You don’t have to shovel the information in as quickly as possible. Often, just a spoonful at a time will do the trick. It’s not your job to educate the whole world about home birth/birth centers. I would say often times, nobody cares. If they did, they’d see it is amazing and they would be lining up outside birth centers and midwives offices. Many people are content with keeping things just the way they are.
Be ready with answers. Talk about how great your midwife or birth center is and how much you’re enjoying your visits. You might mention that in other first world countries, midwifery care is the norm. After that, leave it alone. On occasion people will be interested and ask more question. This is a good thing, often people are totally amazed at how low the c-section rates are with midwives, but most people, unfortunately, care more about when you’re going to do a gender reveal.

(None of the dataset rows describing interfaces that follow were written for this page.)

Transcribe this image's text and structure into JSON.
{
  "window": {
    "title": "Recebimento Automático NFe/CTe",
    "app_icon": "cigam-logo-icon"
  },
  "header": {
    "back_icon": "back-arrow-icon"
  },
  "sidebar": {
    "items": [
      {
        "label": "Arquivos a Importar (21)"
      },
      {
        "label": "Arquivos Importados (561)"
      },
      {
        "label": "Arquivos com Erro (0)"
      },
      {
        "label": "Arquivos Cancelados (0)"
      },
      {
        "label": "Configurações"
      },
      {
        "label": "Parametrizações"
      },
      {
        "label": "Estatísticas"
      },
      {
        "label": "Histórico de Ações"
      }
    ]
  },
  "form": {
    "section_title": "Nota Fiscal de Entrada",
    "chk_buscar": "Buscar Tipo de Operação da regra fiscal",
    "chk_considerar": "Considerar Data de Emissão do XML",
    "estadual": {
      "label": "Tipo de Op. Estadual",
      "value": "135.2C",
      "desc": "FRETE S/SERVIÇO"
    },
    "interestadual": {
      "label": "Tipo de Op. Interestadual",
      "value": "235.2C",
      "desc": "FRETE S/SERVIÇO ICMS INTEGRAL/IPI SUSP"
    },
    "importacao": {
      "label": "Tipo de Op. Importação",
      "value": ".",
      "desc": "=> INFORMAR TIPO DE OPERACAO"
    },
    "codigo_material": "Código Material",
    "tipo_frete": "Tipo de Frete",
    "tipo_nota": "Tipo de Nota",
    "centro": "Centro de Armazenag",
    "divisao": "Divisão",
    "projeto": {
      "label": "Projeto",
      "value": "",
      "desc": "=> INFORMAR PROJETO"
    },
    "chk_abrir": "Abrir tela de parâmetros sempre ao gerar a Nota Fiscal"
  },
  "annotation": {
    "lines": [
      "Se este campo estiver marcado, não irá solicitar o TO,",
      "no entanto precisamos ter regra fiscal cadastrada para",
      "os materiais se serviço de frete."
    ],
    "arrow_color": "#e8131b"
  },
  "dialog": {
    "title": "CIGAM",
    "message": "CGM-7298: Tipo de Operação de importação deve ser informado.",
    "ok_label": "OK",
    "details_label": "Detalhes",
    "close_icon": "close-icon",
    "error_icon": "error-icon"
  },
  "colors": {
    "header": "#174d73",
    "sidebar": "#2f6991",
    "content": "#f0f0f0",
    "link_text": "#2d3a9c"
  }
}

Here’s some useful information to start positive conversation:
- It may be helpful for your family to know that you will be receiving regular prenatal care, including labs and ultrasounds, from a licensed health care professional.
- Let them know your midwife will be monitoring you and your baby during pregnancy and labor. This ensures you are low-risk and an appropriate candidate for a home birth. They have also sorted out the details ahead of time in case a transfer to the hospital is necessary.
- Words like “prenatal care”, “labs”, “ultrasounds”, “licensed health care professional”, “low-risk”, and “monitoring”, are all words of comfort for family members to hear.
- In states such as Florida, Licensed Midwives/Certifed Professional Midwives (LM, CPM) receive extensive schooling and training, and there are many laws related to midwifery care (just like with your obstetrician) designed to protect the health and rights of mother and baby.
If you sense any type of frustration, you may need to back off and reevaluate.
Frustration will cause people to be more adamant. No matter what they say, you’re not going to change your plans. And no matter what you say, they’re not changing their opinion. Sounds like a draw. This conversation is no longer productive. It will only cause hurt feelings and bitterness. At this point it may be time to say something like, “We obviously both feel very strongly about this. We should come back to this conversation another time.” Do not discuss it any further unless you feel that person is ready to have a rational conversation. If it becomes frustrating again, simply end it and do not discuss it any further.
Remember: Some people may never come around. You may find that some of them will remain completely opposed to your decision. Most likely, this is going to bother you a great deal. You have to remember that at the end of the day, this is your decision and no one else’s. Besides, after your home birth, it will be hard to dispute that your choice was a great one. The loved ones that give you the most trouble are often the ones that love you the most. They simply want to see a healthy and happy mom and baby.
Lucie Bryant is the owner of In Due Season Pregnancy Wellness & Birth Center in Zephyrhills, FL.